Registration of second homes and holiday lets

Without accurate data on the number of homes that are unavailable to live in, then further iterations of policy will continue to be made in the dark. It is essential for the Welsh Government to start a registration system of second homes and holiday lets, but we would recommend that it be integrated as far as possible with Rent Smart Wales. One outcome of this would be that someone checking a property on Rent Smart Wales would be able to find out if the property was registered as a holiday let or a private residential let.

This could be important if some landlords tried to register inaccurately in order to avoid certain obligations. For example, letting to a tenant may involve compliance with paperwork and safety checks that letting to a tourist does not. An unscrupulous landlord may register as a holiday let in order to appear to be above board while also collecting rent from someone who is living in their property and who is legally entitled to greater security of tenure. By being able to check how their landlord is registered and what their rights are, the tenant can more effectively exercise them. An integrated system is essential to avoid crooks slipping through gaps.

Planning use classes

The Welsh Government is considering requiring second homes and holiday lets to have certain planning permission. This would have the benefit of allowing the council to set a cap of the number of these properties there are permitted to be, and enforce this.

However, because planning permission is usually permanent and the system envisaged creates scarcity, one of the outcomes will be to make homes with special planning permission even more valuable. This may benefit people who already own second homes and holiday lets, who are more likely not to come from the community, and so would create resentment among local people who are less likely to benefit from artificially inflated property values. (Dr Brooks highlighted this for second homes but not as an outcome of doing something similar for holiday lets.) There is also an element of a lottery where the gains are in excess of what the owner has paid and could fuel corruption to secure planning permission, and less chance that those particular properties will come back to the residential market.

Instead, the Welsh Government should consider a system of time-limited licences for holiday lets, which, if they were limited in number, could be auctioned as a way of finding what price landlords are willing to put on the right to let to tourists, and raise funds for the council to put back into the community.

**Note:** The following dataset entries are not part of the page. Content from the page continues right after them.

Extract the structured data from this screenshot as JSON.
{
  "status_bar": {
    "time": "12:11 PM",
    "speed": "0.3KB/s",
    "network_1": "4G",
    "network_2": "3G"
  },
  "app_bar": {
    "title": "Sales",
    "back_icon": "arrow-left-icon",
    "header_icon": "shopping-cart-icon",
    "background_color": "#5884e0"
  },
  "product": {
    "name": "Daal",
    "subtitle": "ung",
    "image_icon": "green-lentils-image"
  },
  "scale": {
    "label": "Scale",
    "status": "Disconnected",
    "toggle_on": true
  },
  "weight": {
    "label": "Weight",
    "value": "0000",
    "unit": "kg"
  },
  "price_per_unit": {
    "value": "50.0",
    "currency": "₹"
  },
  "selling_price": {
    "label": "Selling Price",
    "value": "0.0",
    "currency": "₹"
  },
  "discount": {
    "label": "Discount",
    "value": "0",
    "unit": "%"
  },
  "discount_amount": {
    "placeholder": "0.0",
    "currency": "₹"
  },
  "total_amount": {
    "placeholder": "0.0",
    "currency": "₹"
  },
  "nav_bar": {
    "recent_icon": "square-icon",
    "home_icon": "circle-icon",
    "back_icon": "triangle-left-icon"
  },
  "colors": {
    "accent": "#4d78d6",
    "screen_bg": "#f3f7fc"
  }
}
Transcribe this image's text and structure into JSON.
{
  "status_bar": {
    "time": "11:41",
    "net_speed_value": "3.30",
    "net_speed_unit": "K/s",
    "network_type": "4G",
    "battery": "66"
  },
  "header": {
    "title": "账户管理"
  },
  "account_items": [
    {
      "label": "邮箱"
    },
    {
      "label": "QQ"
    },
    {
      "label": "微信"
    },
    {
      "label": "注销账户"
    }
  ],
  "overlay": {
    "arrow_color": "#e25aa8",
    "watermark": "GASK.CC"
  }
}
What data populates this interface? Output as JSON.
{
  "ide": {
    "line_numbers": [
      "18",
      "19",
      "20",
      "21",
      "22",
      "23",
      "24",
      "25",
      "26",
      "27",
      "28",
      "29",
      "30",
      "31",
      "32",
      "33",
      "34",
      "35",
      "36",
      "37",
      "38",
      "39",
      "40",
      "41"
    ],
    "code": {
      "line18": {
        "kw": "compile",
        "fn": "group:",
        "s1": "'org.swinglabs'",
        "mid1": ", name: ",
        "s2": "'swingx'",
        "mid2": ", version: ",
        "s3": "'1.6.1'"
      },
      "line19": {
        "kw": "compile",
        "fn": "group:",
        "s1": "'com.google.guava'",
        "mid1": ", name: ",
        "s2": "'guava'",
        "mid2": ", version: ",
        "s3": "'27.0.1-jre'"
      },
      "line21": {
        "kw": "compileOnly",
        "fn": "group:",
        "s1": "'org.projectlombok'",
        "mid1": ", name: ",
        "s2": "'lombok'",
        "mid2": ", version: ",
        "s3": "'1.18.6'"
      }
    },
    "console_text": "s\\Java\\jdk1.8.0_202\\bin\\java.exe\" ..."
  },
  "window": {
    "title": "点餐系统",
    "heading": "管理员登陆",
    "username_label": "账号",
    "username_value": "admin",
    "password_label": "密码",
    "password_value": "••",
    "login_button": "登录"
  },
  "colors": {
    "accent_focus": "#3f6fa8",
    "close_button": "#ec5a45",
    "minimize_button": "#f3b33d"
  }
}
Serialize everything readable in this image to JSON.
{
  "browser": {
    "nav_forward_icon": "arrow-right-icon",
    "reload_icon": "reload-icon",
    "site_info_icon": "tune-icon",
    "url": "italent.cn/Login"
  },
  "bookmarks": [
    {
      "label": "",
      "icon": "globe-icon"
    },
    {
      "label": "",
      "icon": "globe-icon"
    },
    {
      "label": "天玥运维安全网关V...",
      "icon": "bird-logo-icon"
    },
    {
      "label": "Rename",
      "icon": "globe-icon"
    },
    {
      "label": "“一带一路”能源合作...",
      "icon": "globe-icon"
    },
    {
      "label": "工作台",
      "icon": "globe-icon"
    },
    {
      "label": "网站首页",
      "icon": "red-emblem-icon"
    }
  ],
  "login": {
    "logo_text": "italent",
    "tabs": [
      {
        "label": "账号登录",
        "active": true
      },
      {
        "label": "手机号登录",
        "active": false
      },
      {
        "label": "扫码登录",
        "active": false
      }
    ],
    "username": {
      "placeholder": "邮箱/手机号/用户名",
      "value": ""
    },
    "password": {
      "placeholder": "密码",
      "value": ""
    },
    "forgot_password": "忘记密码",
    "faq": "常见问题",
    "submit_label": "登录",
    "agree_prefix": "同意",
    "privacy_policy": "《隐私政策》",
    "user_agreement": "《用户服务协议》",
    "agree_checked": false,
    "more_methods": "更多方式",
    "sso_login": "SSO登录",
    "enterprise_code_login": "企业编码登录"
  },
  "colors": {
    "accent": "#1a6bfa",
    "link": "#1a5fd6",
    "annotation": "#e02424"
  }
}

Favouring homes to live in

Whereas holiday let operators can be regulated as businesses, with incentives and caps to direct them into making favourable decisions, there are few levers available to bring second homes back into use. If some homes are essentially banned from being second homes, then the unquenched demand for second homes from Britain’s wealthy will simply drive up the price of the few second homes there are left, making winners of a lucky few who sell properties with the right class to the highest bidder.

Simply allowing the market to build is also not the answer when we hear via Tim Farron MP that 80% of sales in the Lake District in 2021 were for second homes. There may be a good case to build homes specifically for the holiday market; indeed, without radical wealth redistribution the demand for holiday accommodation is not going to disappear. But allowing private developers to build and sell to whoever offers the most will only result in local people fighting over the scraps, more ghost towns and market prices and rents at the same high level. To ensure that new homes meet housing need and contribute to the community, they need to be targeted: built as affordable and then let to people on the waiting list or sold to first time buyers with a covenant that they are sold back into the community, such as on a community land trust basis. Those homes would never be available to second home owners so should secure greater political support. That requires funding and land from councils and the government – the former could be raised from owners of second homes.


For further information please contact Dan Wilson Craw, Deputy Director, Generation Rent.